Published: 
Friday, August 1, 2014
Scottish Times
La Londe Gordon shows off his bronze medal at the Commonwealth games. Photo: Marc Davidson

For the entire stay so far in Glasgow for these Commonwealth Games, the weather personnel have been on the button, unlike some of our weathermen at home.

But, of all days, the weatherman got it wrong yesterday. 

He told us that the sun would shine and the temperatures would be around 24 to 25 C, but there was just sun in name, and not in heat, and the temperature was a miserable 17C with rain intermittently.

So, yours truly, ever the optimist, ever the most defying, decided to wear a short pants. I should have been suspicious from the time I left the hotel and noticed no one else in shorts. Or even worse, the puzzled look on many of the faces as I as passed them should have been a give away were it not for the fact that most Scottish persons look a little forlorn in the early morning. This weather is not what they would rather wake up to find.

Small wonder that the bus co-ordinator and sales clerk in Marks and Spencer, who both had been to Tobago in the last three years for holidays were eagerly anticipating a return in the not too distant future.

Of course, they fell in love with the island, except in one case when some of the co-ordinator’s stuff was stolen. He wasn’t pleased at all. “It was the Trinis who came over on the boat and stole your stuff,” he was comforted, “Tobagonians are not that way.” 

I must admit that that part of the conversation wasn’t reassuring. But my mood changed when I found a Thai Restaurant with delicious food. Good service, a reasonable price and quick turnaround improved the day.

I was still reminiscing on La Londe Gordon’s storming run down the straight in the 400 metres, when he gobbled up nearly all his opponents except the winner and second place. My short pants felt like a heated jeans.
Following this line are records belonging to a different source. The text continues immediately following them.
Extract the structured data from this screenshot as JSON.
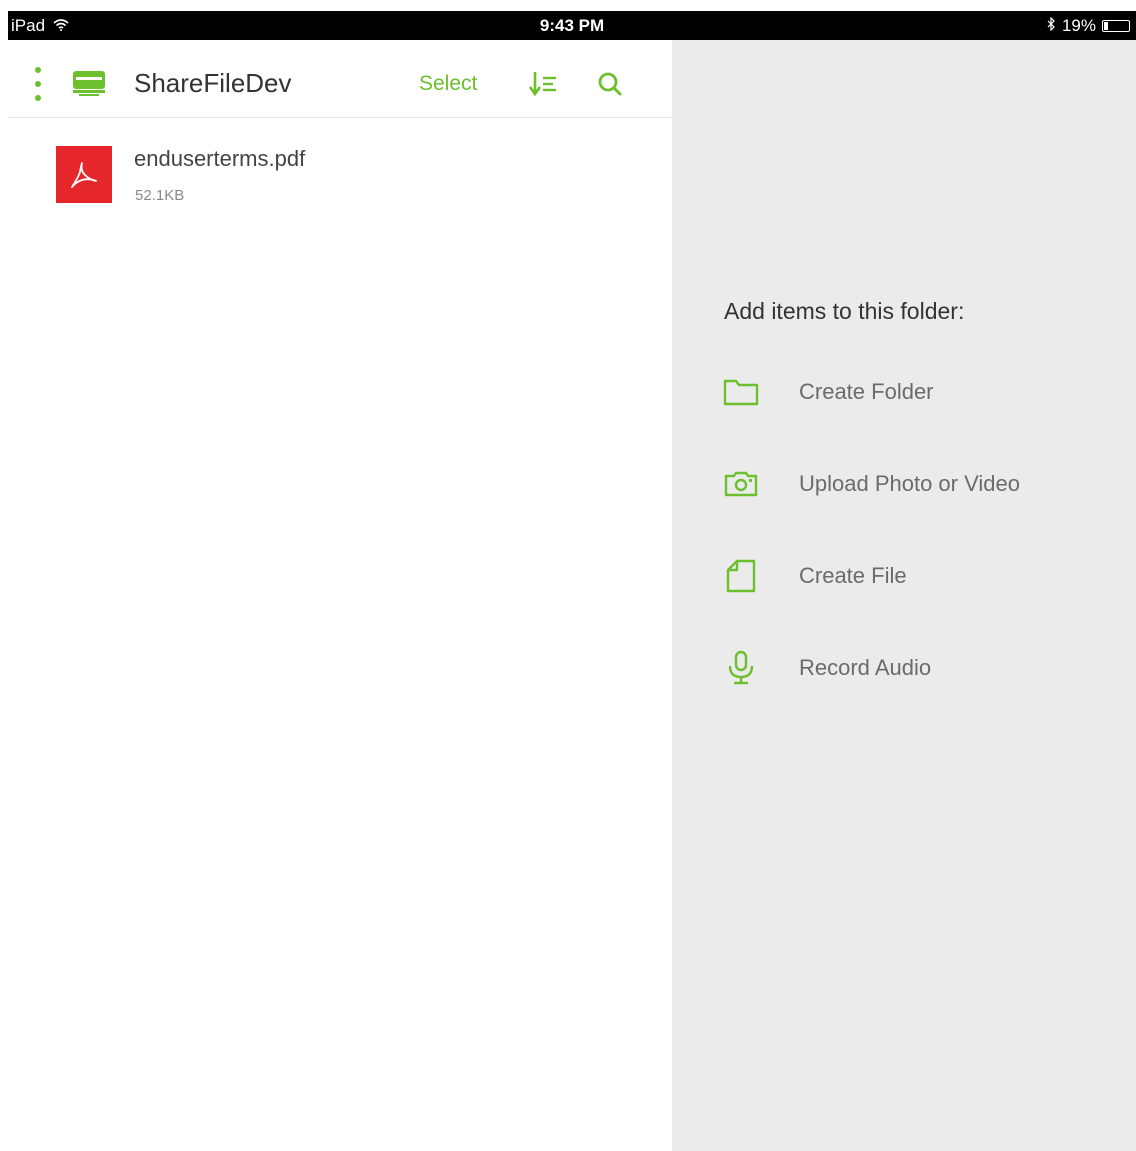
{
  "status_bar": {
    "device": "iPad",
    "time": "9:43 PM",
    "battery_percent": "19%",
    "battery_level": 0.19
  },
  "nav": {
    "title": "ShareFileDev",
    "select_label": "Select"
  },
  "files": [
    {
      "name": "enduserterms.pdf",
      "size": "52.1KB",
      "icon": "pdf-icon"
    }
  ],
  "add_panel": {
    "heading": "Add items to this folder:",
    "actions": [
      {
        "label": "Create Folder",
        "icon": "folder-icon"
      },
      {
        "label": "Upload Photo or Video",
        "icon": "camera-icon"
      },
      {
        "label": "Create File",
        "icon": "file-icon"
      },
      {
        "label": "Record Audio",
        "icon": "microphone-icon"
      }
    ]
  },
  "colors": {
    "accent": "#6cbf2d",
    "pdf_red": "#e5262b",
    "panel_bg": "#ebebeb",
    "status_bar_bg": "#000000"
  }
}
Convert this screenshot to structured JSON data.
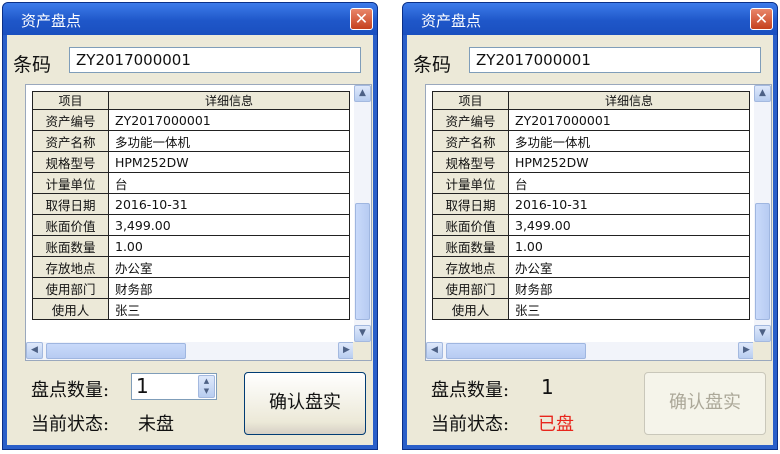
{
  "windows": [
    {
      "title": "资产盘点",
      "close_glyph": "✕",
      "barcode_label": "条码",
      "barcode_value": "ZY2017000001",
      "table": {
        "headers": [
          "项目",
          "详细信息"
        ],
        "rows": [
          [
            "资产编号",
            "ZY2017000001"
          ],
          [
            "资产名称",
            "多功能一体机"
          ],
          [
            "规格型号",
            "HPM252DW"
          ],
          [
            "计量单位",
            "台"
          ],
          [
            "取得日期",
            "2016-10-31"
          ],
          [
            "账面价值",
            "3,499.00"
          ],
          [
            "账面数量",
            "1.00"
          ],
          [
            "存放地点",
            "办公室"
          ],
          [
            "使用部门",
            "财务部"
          ],
          [
            "使用人",
            "张三"
          ]
        ]
      },
      "qty_label": "盘点数量:",
      "qty_value": "1",
      "status_label": "当前状态:",
      "status_value": "未盘",
      "status_color": "#111111",
      "confirm_label": "确认盘实",
      "confirm_enabled": true
    },
    {
      "title": "资产盘点",
      "close_glyph": "✕",
      "barcode_label": "条码",
      "barcode_value": "ZY2017000001",
      "table": {
        "headers": [
          "项目",
          "详细信息"
        ],
        "rows": [
          [
            "资产编号",
            "ZY2017000001"
          ],
          [
            "资产名称",
            "多功能一体机"
          ],
          [
            "规格型号",
            "HPM252DW"
          ],
          [
            "计量单位",
            "台"
          ],
          [
            "取得日期",
            "2016-10-31"
          ],
          [
            "账面价值",
            "3,499.00"
          ],
          [
            "账面数量",
            "1.00"
          ],
          [
            "存放地点",
            "办公室"
          ],
          [
            "使用部门",
            "财务部"
          ],
          [
            "使用人",
            "张三"
          ]
        ]
      },
      "qty_label": "盘点数量:",
      "qty_value": "1",
      "status_label": "当前状态:",
      "status_value": "已盘",
      "status_color": "#e8261c",
      "confirm_label": "确认盘实",
      "confirm_enabled": false
    }
  ]
}
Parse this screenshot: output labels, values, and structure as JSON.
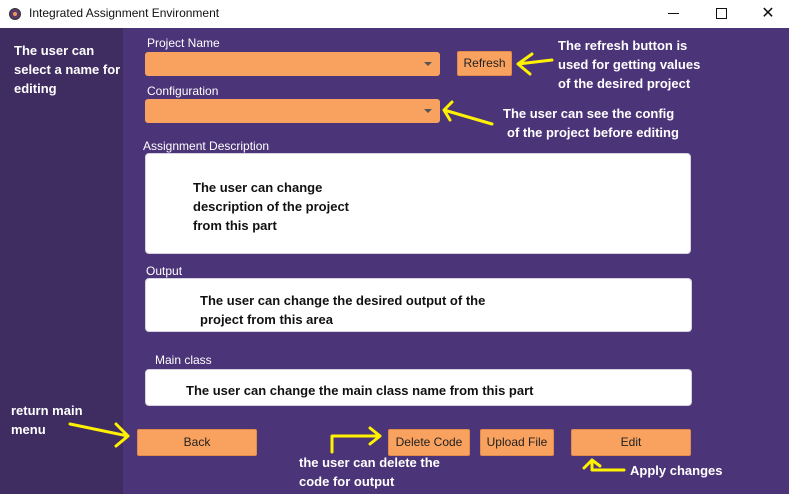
{
  "window": {
    "title": "Integrated Assignment Environment",
    "minimize_icon": "minimize-icon",
    "maximize_icon": "maximize-icon",
    "close_symbol": "✕"
  },
  "form": {
    "project_name_label": "Project Name",
    "project_name_value": "",
    "refresh_label": "Refresh",
    "configuration_label": "Configuration",
    "configuration_value": "",
    "description_label": "Assignment Description",
    "description_value": "",
    "output_label": "Output",
    "output_value": "",
    "main_class_label": "Main class",
    "main_class_value": ""
  },
  "buttons": {
    "back": "Back",
    "delete_code": "Delete Code",
    "upload_file": "Upload File",
    "edit": "Edit"
  },
  "annotations": {
    "select_name": [
      "The user can",
      "select a name for",
      "editing"
    ],
    "refresh": [
      "The refresh button is",
      "used for getting values",
      "of the desired project"
    ],
    "config": [
      "The user can see the config",
      "of the project before editing"
    ],
    "description": [
      "The user can change",
      "description of the project",
      "from this part"
    ],
    "output": [
      "The user can change the desired output of the",
      "project from this area"
    ],
    "main_class": "The user can change the main class name from this part",
    "return": [
      "return main",
      "menu"
    ],
    "delete": [
      "the user can delete the",
      "code for output"
    ],
    "apply": "Apply changes"
  },
  "colors": {
    "sidebar": "#3f2d62",
    "main": "#4c3478",
    "accent": "#f9a15e",
    "arrow": "#fff200"
  }
}
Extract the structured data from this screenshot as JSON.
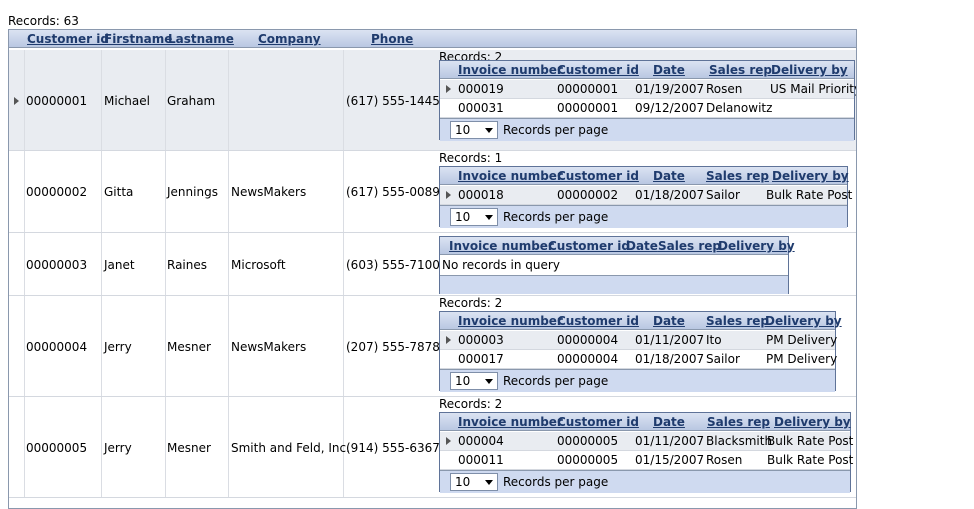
{
  "records_label": "Records:  63",
  "outer_columns": [
    "Customer id",
    "Firstname",
    "Lastname",
    "Company",
    "Phone"
  ],
  "detail_columns": [
    "Invoice number",
    "Customer id",
    "Date",
    "Sales rep",
    "Delivery by"
  ],
  "per_page_value": "10",
  "per_page_label": "Records per page",
  "no_records_text": "No records in query",
  "customers": [
    {
      "id": "00000001",
      "firstname": "Michael",
      "lastname": "Graham",
      "company": "",
      "phone": "(617) 555-1445",
      "records_label": "Records:  2",
      "invoices": [
        {
          "invoice": "000019",
          "customer": "00000001",
          "date": "01/19/2007",
          "rep": "Rosen",
          "delivery": "US Mail Priority"
        },
        {
          "invoice": "000031",
          "customer": "00000001",
          "date": "09/12/2007",
          "rep": "Delanowitz",
          "delivery": ""
        }
      ]
    },
    {
      "id": "00000002",
      "firstname": "Gitta",
      "lastname": "Jennings",
      "company": "NewsMakers",
      "phone": "(617) 555-0089",
      "records_label": "Records:  1",
      "invoices": [
        {
          "invoice": "000018",
          "customer": "00000002",
          "date": "01/18/2007",
          "rep": "Sailor",
          "delivery": "Bulk Rate Post"
        }
      ]
    },
    {
      "id": "00000003",
      "firstname": "Janet",
      "lastname": "Raines",
      "company": "Microsoft",
      "phone": "(603) 555-7100",
      "records_label": "",
      "invoices": []
    },
    {
      "id": "00000004",
      "firstname": "Jerry",
      "lastname": "Mesner",
      "company": "NewsMakers",
      "phone": "(207) 555-7878",
      "records_label": "Records:  2",
      "invoices": [
        {
          "invoice": "000003",
          "customer": "00000004",
          "date": "01/11/2007",
          "rep": "Ito",
          "delivery": "PM Delivery"
        },
        {
          "invoice": "000017",
          "customer": "00000004",
          "date": "01/18/2007",
          "rep": "Sailor",
          "delivery": "PM Delivery"
        }
      ]
    },
    {
      "id": "00000005",
      "firstname": "Jerry",
      "lastname": "Mesner",
      "company": "Smith and Feld, Inc.",
      "phone": "(914) 555-6367",
      "records_label": "Records:  2",
      "invoices": [
        {
          "invoice": "000004",
          "customer": "00000005",
          "date": "01/11/2007",
          "rep": "Blacksmith",
          "delivery": "Bulk Rate Post"
        },
        {
          "invoice": "000011",
          "customer": "00000005",
          "date": "01/15/2007",
          "rep": "Rosen",
          "delivery": "Bulk Rate Post"
        }
      ]
    }
  ]
}
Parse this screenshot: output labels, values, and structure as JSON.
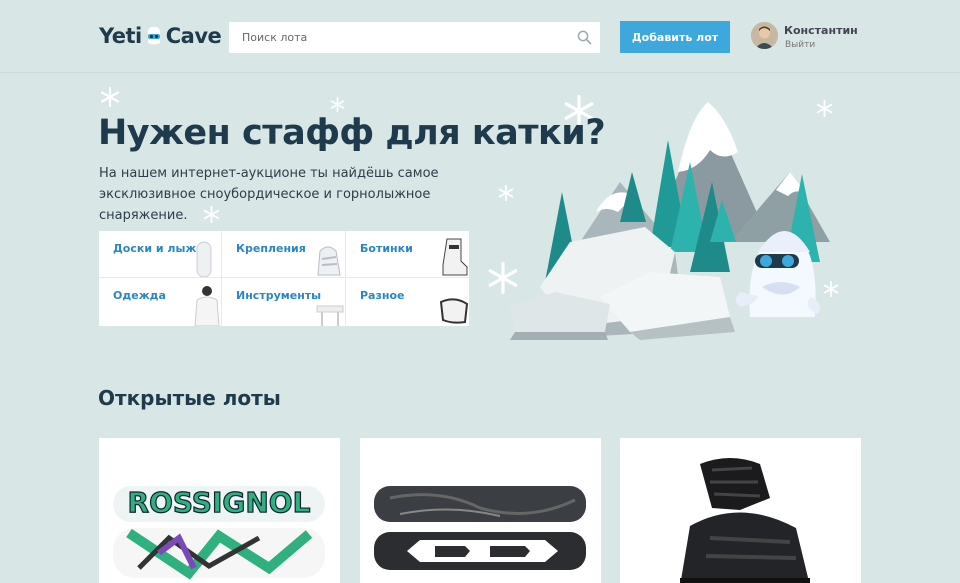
{
  "header": {
    "logo_left": "Yeti",
    "logo_right": "Cave",
    "search_placeholder": "Поиск лота",
    "add_button": "Добавить лот",
    "user_name": "Константин",
    "logout": "Выйти"
  },
  "promo": {
    "title": "Нужен стафф для катки?",
    "text": "На нашем интернет-аукционе ты найдёшь самое эксклюзивное сноубордическое и горнолыжное снаряжение."
  },
  "categories": [
    {
      "label": "Доски и лыжи"
    },
    {
      "label": "Крепления"
    },
    {
      "label": "Ботинки"
    },
    {
      "label": "Одежда"
    },
    {
      "label": "Инструменты"
    },
    {
      "label": "Разное"
    }
  ],
  "lots": {
    "title": "Открытые лоты",
    "board_text": "ROSSIGNOL"
  },
  "colors": {
    "accent": "#3ea7dc",
    "background": "#d8e6e6",
    "title": "#1e3a4c",
    "link": "#2a86c4"
  }
}
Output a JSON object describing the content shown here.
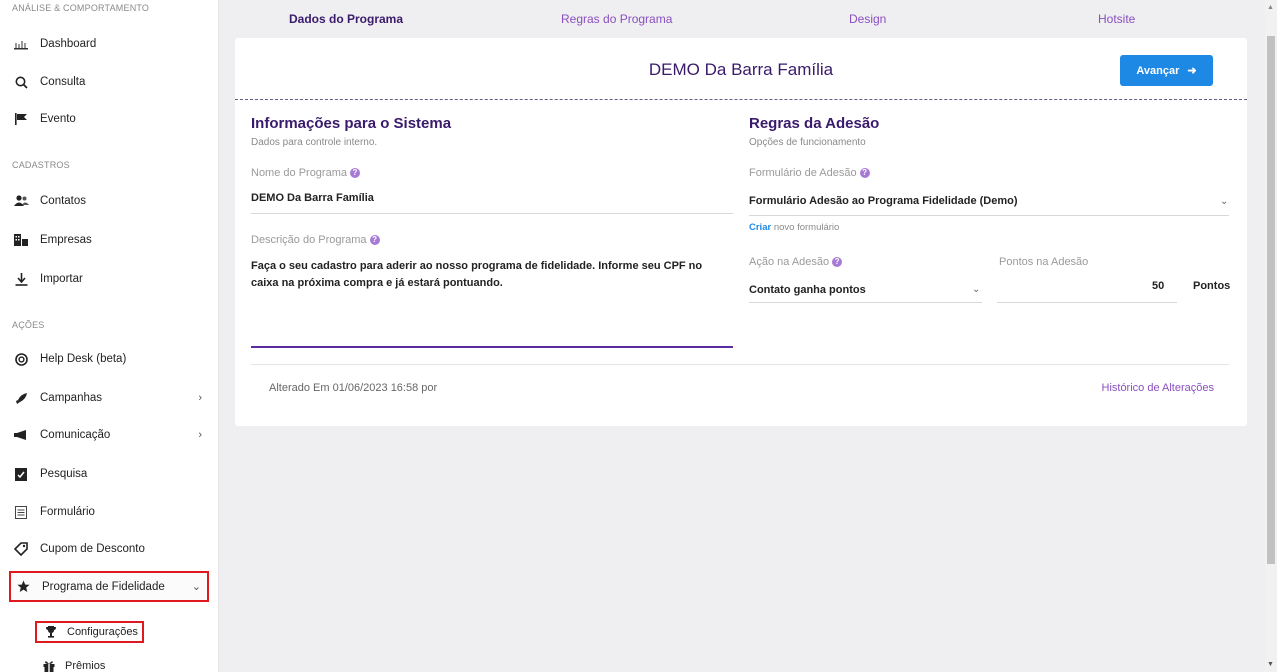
{
  "sidebar": {
    "sections": {
      "analise": "ANÁLISE & COMPORTAMENTO",
      "cadastros": "CADASTROS",
      "acoes": "AÇÕES"
    },
    "items": {
      "dashboard": "Dashboard",
      "consulta": "Consulta",
      "evento": "Evento",
      "contatos": "Contatos",
      "empresas": "Empresas",
      "importar": "Importar",
      "helpdesk": "Help Desk (beta)",
      "campanhas": "Campanhas",
      "comunicacao": "Comunicação",
      "pesquisa": "Pesquisa",
      "formulario": "Formulário",
      "cupom": "Cupom de Desconto",
      "fidelidade": "Programa de Fidelidade",
      "configuracoes": "Configurações",
      "premios": "Prêmios"
    }
  },
  "tabs": {
    "dados": "Dados do Programa",
    "regras": "Regras do Programa",
    "design": "Design",
    "hotsite": "Hotsite"
  },
  "header": {
    "title": "DEMO Da Barra Família",
    "next_label": "Avançar"
  },
  "left": {
    "title": "Informações para o Sistema",
    "subtitle": "Dados para controle interno.",
    "name_label": "Nome do Programa",
    "name_value": "DEMO Da Barra Família",
    "desc_label": "Descrição do Programa",
    "desc_value": "Faça o seu cadastro para aderir ao nosso programa de fidelidade. Informe seu CPF no caixa na próxima compra e já estará pontuando."
  },
  "right": {
    "title": "Regras da Adesão",
    "subtitle": "Opções de funcionamento",
    "form_label": "Formulário de Adesão",
    "form_value": "Formulário Adesão ao Programa Fidelidade (Demo)",
    "create_link": "Criar",
    "create_rest": "novo formulário",
    "action_label": "Ação na Adesão",
    "action_value": "Contato ganha pontos",
    "points_label": "Pontos na Adesão",
    "points_value": "50",
    "points_unit": "Pontos"
  },
  "footer": {
    "changed": "Alterado Em 01/06/2023 16:58 por",
    "history": "Histórico de Alterações"
  },
  "colors": {
    "accent": "#3a1a6b",
    "link": "#8a4fbf",
    "primary_button": "#1e88e5",
    "highlight_border": "#e0191e"
  }
}
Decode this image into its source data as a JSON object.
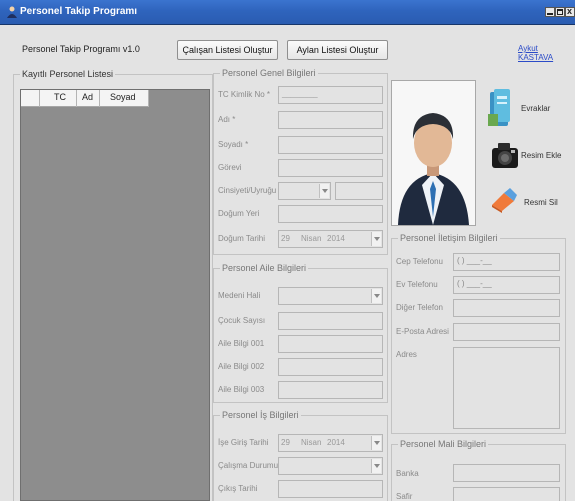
{
  "window": {
    "title": "Personel Takip Programı"
  },
  "toolbar": {
    "version": "Personel Takip Programı v1.0",
    "list_button": "Çalışan Listesi Oluştur",
    "monthly_button": "Aylan Listesi Oluştur",
    "author_link": "Aykut KASTAVA"
  },
  "registered": {
    "title": "Kayıtlı Personel Listesi",
    "columns": [
      "TC",
      "Ad",
      "Soyad"
    ]
  },
  "general": {
    "title": "Personel Genel Bilgileri",
    "tc_label": "TC Kimlik No *",
    "tc_value": "________",
    "name_label": "Adı *",
    "surname_label": "Soyadı *",
    "duty_label": "Görevi",
    "gender_label": "Cinsiyeti/Uyruğu",
    "birthplace_label": "Doğum Yeri",
    "birthdate_label": "Doğum Tarihi",
    "birthdate_value": {
      "day": "29",
      "month": "Nisan",
      "year": "2014"
    }
  },
  "family": {
    "title": "Personel Aile Bilgileri",
    "marital_label": "Medeni Hali",
    "children_label": "Çocuk Sayısı",
    "info1_label": "Aile Bilgi 001",
    "info2_label": "Aile Bilgi 002",
    "info3_label": "Aile Bilgi 003"
  },
  "work": {
    "title": "Personel İş Bilgileri",
    "start_label": "İşe Giriş Tarihi",
    "start_value": {
      "day": "29",
      "month": "Nisan",
      "year": "2014"
    },
    "status_label": "Çalışma Durumu",
    "end_label": "Çıkış Tarihi"
  },
  "contact": {
    "title": "Personel İletişim Bilgileri",
    "mobile_label": "Cep Telefonu",
    "mobile_value": "(   ) ___-__",
    "home_label": "Ev Telefonu",
    "home_value": "(   ) ___-__",
    "other_label": "Diğer Telefon",
    "email_label": "E-Posta Adresi",
    "address_label": "Adres"
  },
  "finance": {
    "title": "Personel Mali Bilgileri",
    "bank_label": "Banka",
    "salary_label": "Safir"
  },
  "actions": {
    "documents": "Evraklar",
    "add_photo": "Resim Ekle",
    "delete_photo": "Resmi Sil"
  }
}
A few more metres and I am certain that bronze would have turned silver but there will be another day for this big hearted and long striding son of the soil.

Success meant that I could brave the weather to watch Cleopatra Borel perform. She asked us to witness her performance and I am not one to break my promise to a lady, so I was there.

From her first attempt, it was obvious she meant business. She was in second place immediately. And never looked like relinquishing it. In fact, she seemed poised to challenge the winner on every attempt thereafter.

Borel is a nice person who loves sport. She loves life and most of all she loves her country. She never forgets those who have supported her. It was wonderful to watch the smile on her face. She believed in herself and her ability, and took comfort from the support that top athletes earn.

There is a presence that suggests she is not just satisfied with another medal, she wants more. She is hungry for further success and whether it is through improvement under coach Ismael Lopez or rejuvenation, the world may soon be taking more notice of her.

It is easy to say that her medal was expected, but to actually perform in such cold, miserable conditions, requires not only a big heart, but guts and class, all of which identifies this mentally tough and focussed lady.

So with time running out and now down to a short pants and no kilt, I am forced to believe that when this is over, I may never acquire a proper fitting kilt. The truth is I tried on a few but they neither felt right nor looked acceptable, so I have resigned myself to short pants, even in these windy, cold conditions.

My next call would be for some Bagpipes, similar to those that were used to introduce Borel to the shot put medal ceremony and another proud T&T moment.

Cold miserable day it was at the start, but two medals later, it really did not matter.